A publisher of Open Access works might require an embargo on the author's license to post his/her article on the author's web site or in the institutional repository. An embargo is simply a delay of a specified time period before the work may be otherwise posted. Some publishers will permit only specific versions of the article to be posted in these locations, such as the pre-published version, the submitted version, or the accepted but not edited version. Make sure to check the language of your Author-Publisher Agreement for the exact version you may use and whether there is an embargo period of which to be aware.
Yale University Library guide for support of open access provides information about negotiated discounts on APCs with a number of publishers.
Yale site of the Research Data Consultation Group provides support for finding, using, managing, and archiving your research data. Raw data (facts) are not typically covered by copyright law, but once transformed into an article for publication or unique charts/graphs which helps to parse the significance of the data may be copyrightable. Wherever data ultimately leads to patents, please refer to the Yale University Patent Policy on this subject.
Creative Commons is a licensing scheme to help authors/creators share their work more openly with others who may want to use their works. Many authors use one of the available licenses which permit various levels of reuse (See web site for specifics on each of the licenses). Using a Creative Commons license does not mean that you, as creator loses copyright, but that you want to make your work available so that others may also benefit. For example the types of licenses available include:

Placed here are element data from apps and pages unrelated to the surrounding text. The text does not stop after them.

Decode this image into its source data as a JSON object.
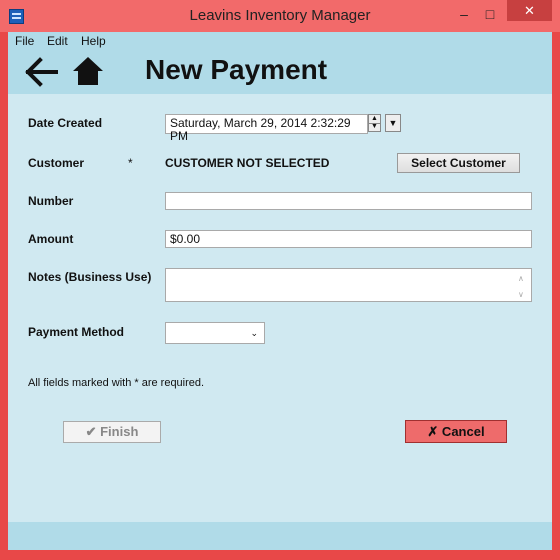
{
  "window": {
    "title": "Leavins Inventory Manager",
    "minimize": "–",
    "maximize": "□",
    "close": "✕"
  },
  "menu": {
    "file": "File",
    "edit": "Edit",
    "help": "Help"
  },
  "header": {
    "title": "New Payment",
    "back_icon": "arrow-left-icon",
    "home_icon": "home-icon"
  },
  "form": {
    "date_created": {
      "label": "Date Created",
      "value": "Saturday, March 29, 2014 2:32:29 PM"
    },
    "customer": {
      "label": "Customer",
      "required_marker": "*",
      "value": "CUSTOMER NOT SELECTED",
      "button": "Select Customer"
    },
    "number": {
      "label": "Number",
      "value": ""
    },
    "amount": {
      "label": "Amount",
      "value": "$0.00"
    },
    "notes": {
      "label": "Notes (Business Use)",
      "value": ""
    },
    "payment_method": {
      "label": "Payment Method",
      "value": ""
    },
    "required_note": "All fields marked with * are required."
  },
  "actions": {
    "finish": "✔ Finish",
    "cancel": "✗ Cancel"
  },
  "colors": {
    "frame": "#e84848",
    "background": "#d0e9f1",
    "header": "#b0dbe8",
    "cancel": "#ee6b6b"
  }
}
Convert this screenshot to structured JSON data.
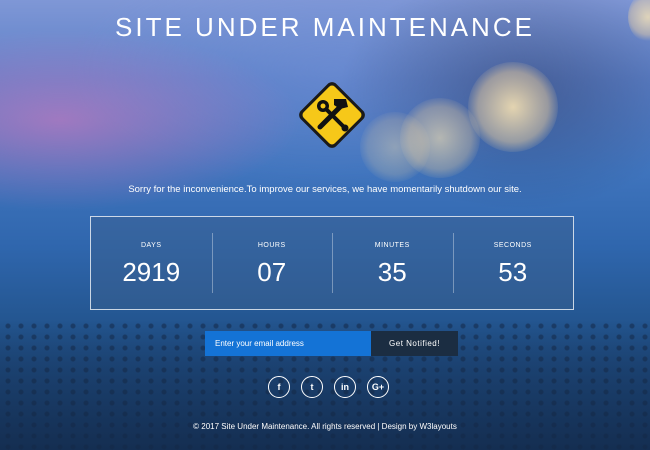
{
  "page": {
    "title": "SITE UNDER MAINTENANCE",
    "message": "Sorry for the inconvenience.To improve our services, we have momentarily shutdown our site."
  },
  "countdown": [
    {
      "label": "DAYS",
      "value": "2919"
    },
    {
      "label": "HOURS",
      "value": "07"
    },
    {
      "label": "MINUTES",
      "value": "35"
    },
    {
      "label": "SECONDS",
      "value": "53"
    }
  ],
  "subscribe": {
    "placeholder": "Enter your email address",
    "button_label": "Get Notified!"
  },
  "social": [
    {
      "icon": "facebook-icon",
      "glyph": "f"
    },
    {
      "icon": "twitter-icon",
      "glyph": "t"
    },
    {
      "icon": "linkedin-icon",
      "glyph": "in"
    },
    {
      "icon": "google-plus-icon",
      "glyph": "G+"
    }
  ],
  "footer": {
    "text": "© 2017 Site Under Maintenance. All rights reserved | Design by W3layouts"
  },
  "colors": {
    "email_field": "#1473d6",
    "notify_button": "#1b2d42",
    "sign_yellow": "#f6c819"
  }
}
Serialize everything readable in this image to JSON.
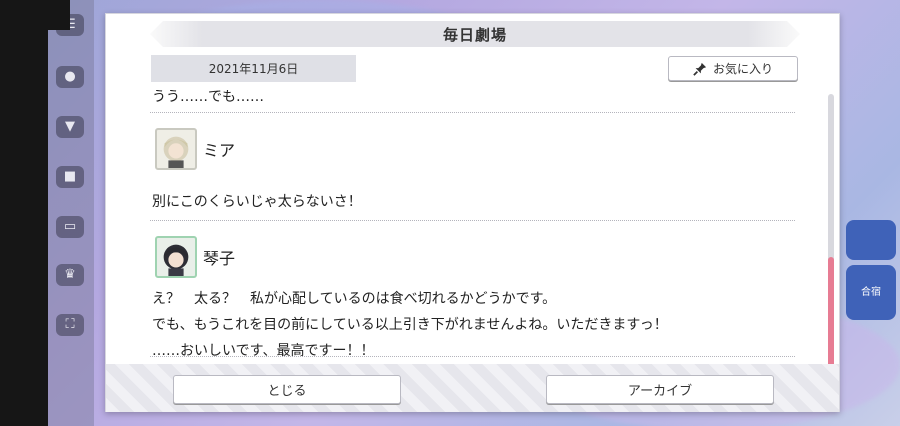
{
  "dialog": {
    "title": "毎日劇場",
    "date": "2021年11月6日",
    "favorite_label": "お気に入り",
    "close_label": "とじる",
    "archive_label": "アーカイブ"
  },
  "script": {
    "cut_line": "うう……でも……",
    "entries": [
      {
        "speaker": "ミア",
        "lines": [
          "別にこのくらいじゃ太らないさ！"
        ]
      },
      {
        "speaker": "琴子",
        "lines": [
          "え？　太る？　私が心配しているのは食べ切れるかどうかです。",
          "でも、もうこれを目の前にしている以上引き下がれませんよね。いただきますっ！",
          "……おいしいです、最高ですー！！"
        ]
      }
    ]
  },
  "background": {
    "right_tile_label": "合宿"
  },
  "scroll": {
    "position": 1.0
  },
  "colors": {
    "scroll_thumb": "#e77c93",
    "avatar_border": "#9fd3b1",
    "rail_tile": "#3f62b8"
  },
  "icons": [
    "pin-icon",
    "menu-icon",
    "chat-icon",
    "gift-icon",
    "monitor-icon",
    "trophy-icon",
    "fullscreen-icon"
  ]
}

The MOST liberal CC license is the CC0 or Public Domain mark. The former permits all uses and the creator waives all rights to the work and the latter indicates that the work belongs to the public domain (no license required).
Dissertations and theses are original works of authorship and are covered by copyright. NOTE: when using others works within your own, you may be required to seek permissions from those copyright holders before your work can be published.
Using your formerly published works in your dissertation
You've managed to publish an article or two in a reputable journal and now want to reprint them in your dissertation!
FIRST!! Dig out that publisher agreement that you signed when you submitted your article to the journal. Did you assign your copyrights unconditionally to the publisher? If so, did the agreement license back to you rights to reprint in your other works? If not, then you may have to request permission from the publisher to use the article(s) in this manner.
Using photos, images, charts, and graphs
When using others' works, either rely on the fair use doctrine by performing a fair use analysis (see Fair Use tab under Using Copyrighted Works) or by requesting permission of the copyright holder.
If you plan to make your theses or dissertation available for open access, you may choose from a variety of Creative Commons licenses (see also the Open Access Options tab). If you would like to post your dissertation in EliScholar (YUL's digital publishing platform), you may opt to put an embargo on making it open access to allow time for publication elsewhere.
This guide is fluid and subject to change. If you have suggestions or feedback on this site, please contact the Licensing & Copyright Librarian. The information provided in this guide is for your general information purposes only and not to be construed as legal advice. For legal advice, please consult with your own attorney or Yale's Office of General Counsel.
Except where otherwise noted, content on this site is licensed under a Creative Commons Attribution 4.0 International License.